I loved attending the Positive Schools Conference 2016 at UWC East, Singapore . There was so much useful information that I’m still processing everything I learned! Here are two key points which resonated with me. 

1) “You can’t have student wellbeing without teacher wellbeing” Dr Linda Graham

It’s been quite frightening to notice the huge increases in teachers’ workload and the huge numbers of teachers who leaving the profession as a result. This quote from Dr Linda Graham really hit home for me. As a teacher, despite my best intentions at the start of each term, my work/life balance (balance, ha!) always changed so the work aspect dominated very quickly. I ignored my energy levels and less-than-optimal health, cancelled planned exercise and ate increasingly more junk as the term progressed and I became more and more tired. From speaking to friends and colleagues, I know for a fact I’m not the only one with this experience. With such a heavy focus on student wellbeing, now is the perfect time to give serious thought as to how schools can promote teachers’ wellbeing. I truly believe that a culture of wellbeing for staff comes largely from the leadership team. An important piece is the professional behaviour which leaders model. If your leader leaves at a reasonable time, avoids working at the weekend and emphases staff wellbeing in an authentic way, you can bet that teachers are happy to follow. Another key aspect of increasing teacher wellbeing is the workload. Listening to teachers and regularly questioning why we do what we do is a fantastic way to evaluate workload. There’s a big difference between productive tasks which positively impact student achievement and engagement and busy tasks which teachers find themselves doing without any real underlying purpose. 

2) “Emotional literacy is so important: can your students differentiate between sadness and depression?” Dr Michael Carr-Gregg

I was delighted to hear this comment as I’ve always considered emotional literacy to be a vital skill.  We know from research that the process of labelling one’s feelings actually decreases the ’emotional reactivity’ in the brain (Lieberman et al, 2007). This is huge! Let me explain why.
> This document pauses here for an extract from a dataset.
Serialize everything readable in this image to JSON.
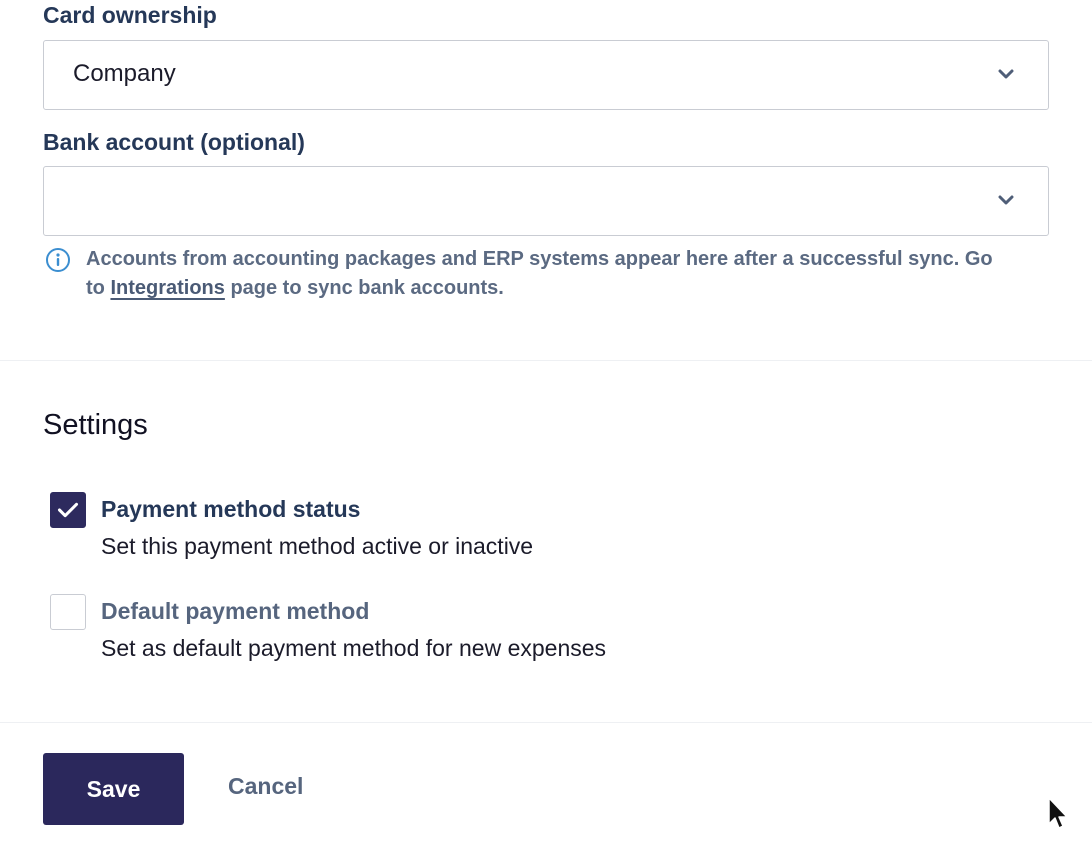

Say you have a child who’s devastated after an argument with their friend, or a student who is frustrated and angry with a difficult task. If those students can articulate their exact feelings, the emotion subsides more quickly, making it easier to resolve the situation and move forward. This is a huge bonus for teachers, when you have a number of children to attend to at any given time during the day. Happily, emotional literacy is a skill which is relatively easy to teach and learn when you know how*! In my own doctoral research, my Year 5 students completed a range of independent activities which dramatically improved their emotional vocabulary over a relatively short period of time. Not only that, but they used that language in their discussions and in their writing across curriculum subjects.

I’d thoroughly recommend attending the Positive Schools Conference 2017 to all educators, particularly those responsible for leading wellbeing and pastoral care.